Facts about Naloxone
Naloxone is an opioid antagonist, approved by the Food and Drug Administration (FDA) to treat opioid overdoses. By blocking opioid receptors, naloxone prevents opioids like heroin, morphine, fentanyl, oxycodone, and hydrocodone from binding to those receptors; during an overdose, naloxone kicks opioids off these receptors and temporarily takes their place.
An opioid overdose can occur for several reasons, including:
- A person taking prescription painkillers for pain management accidentally takes too much.
- The individual struggles with substance abuse and takes too much illicit opioid.
- The person struggles with polydrug abuse and mixes opioids with benzodiazepines (e.g., Valium, Klonopin, Xanax, etc.) or alcohol.
How Naloxone Is Used
- Itching, especially around injection site
- Rash or hives
- Trouble breathing
- Facial swelling, or swelling of the lips, tongue, or throat
The drug is prescribed in several forms, including an intranasal spray that has become popular in recent years as a straightforward way for people without medical training to administer naloxone. It can also be injected intravenously or intramuscularly. The most common brand name for naloxone is Narcan.

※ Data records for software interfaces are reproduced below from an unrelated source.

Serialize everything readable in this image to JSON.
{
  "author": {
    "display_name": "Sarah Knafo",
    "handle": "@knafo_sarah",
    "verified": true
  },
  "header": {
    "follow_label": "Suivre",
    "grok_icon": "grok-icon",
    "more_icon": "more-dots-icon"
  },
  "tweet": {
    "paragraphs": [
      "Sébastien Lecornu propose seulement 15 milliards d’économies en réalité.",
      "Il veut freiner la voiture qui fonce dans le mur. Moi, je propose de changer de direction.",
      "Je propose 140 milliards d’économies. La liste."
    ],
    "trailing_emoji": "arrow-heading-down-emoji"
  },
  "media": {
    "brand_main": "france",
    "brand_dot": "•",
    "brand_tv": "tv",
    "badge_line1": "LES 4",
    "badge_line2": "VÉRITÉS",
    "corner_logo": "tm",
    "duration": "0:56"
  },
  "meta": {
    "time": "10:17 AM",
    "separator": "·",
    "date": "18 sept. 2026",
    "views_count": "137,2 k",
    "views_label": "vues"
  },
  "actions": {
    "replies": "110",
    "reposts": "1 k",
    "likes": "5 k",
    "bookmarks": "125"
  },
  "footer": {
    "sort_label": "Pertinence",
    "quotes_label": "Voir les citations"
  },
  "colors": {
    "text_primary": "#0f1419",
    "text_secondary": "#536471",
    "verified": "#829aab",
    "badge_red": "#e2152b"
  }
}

This opioid antagonist is also part of the withdrawal medication Suboxone. The main ingredient is buprenorphine, a partial opioid agonist, which binds to opioid receptors for a long time and eases withdrawal symptoms in people working to end their addiction to opioids. It does not induce a high in people who have a tolerance for opioid drugs already. Naloxone is added to Suboxone to prevent abuse of the drug to get high; when taken orally, Suboxone reduces withdrawal symptoms, but when snorted, crushed, injected, or otherwise abused, naloxone hits the brain first, preventing buprenorphine from binding to the opioid receptors, which can lead to withdrawal symptoms.
Naloxone does not have any effects unless the individual is allergic to the drug. It is not addictive, and it does not create euphoria. This means it is among the safest drugs available.
Naloxone to Reverse Opioid Overdoses
It is very important to note that naloxone is not a substitute for emergency medical treatment. It can be administered to temporarily reverse an opioid overdose, but it does not stop the overdose completely. Naloxone’s half-life is much shorter than opioid drugs’ half-lives, so the overdose will begin again once naloxone is processed out of the body. Naloxone only lasts in the body for 20-90 minutes, depending on the size of the dose. When a person is overdosing on opioids, call 911 and administer naloxone if it is available. Emergency medical treatment gives the individual the best chance of surviving the overdose.
Symptoms of an opioid overdose include:
- Excessive sleepiness or falling unconscious
- Depressed, shallow, or irregular breathing
- Changes to the pulse
- Small or pinpoint pupils
- Gray or clammy skin
- Bluish tint to skin around the lips, tip of nose, or fingers
For years, first responders and medical professionals were the only people authorized to use naloxone. Now, however, laws are beginning to change. The opioid abuse epidemic kills 91 Americans every day from overdoses, and over 1,000 are hospitalized due to an overdose, according to the Centers for Disease Control and Prevention (CDC). Development of Narcan and Evzio – a nasal spray and an auto-injectable, respectively – allows the public, without medical training, to safely administer a specific dose of naloxone to a person suffering from an opioid overdose.
National Laws and Changing Attitudes toward Naloxone
Doctors and harm reduction groups have used naloxone successfully to reverse overdoses since 1996. The CDC reports that at least 26,000 overdoses have been reversed, and the individuals survived, thanks to naloxone administration. Most states allow doctors to prescribe naloxone to those who use prescription opioids, but as the opioid abuse epidemic continues to take many lives, several states and drug store chains are making naloxone available over the counter. This means that people who may be struggling with heroin addiction, or another kind of opioid addiction, can purchase packages of naloxone, no questions asked.
Good Samaritan laws in just over half the states in the US and the District of Columbia protect those who call emergency responders if they witness an opioid overdose. This is because many times, the person who witnesses the overdose is also someone struggling with opioid addiction, so they may have purchased or helped administer the opioid that led to the overdose. Good Samaritan laws protect these people from prosecution for possessing or taking drugs.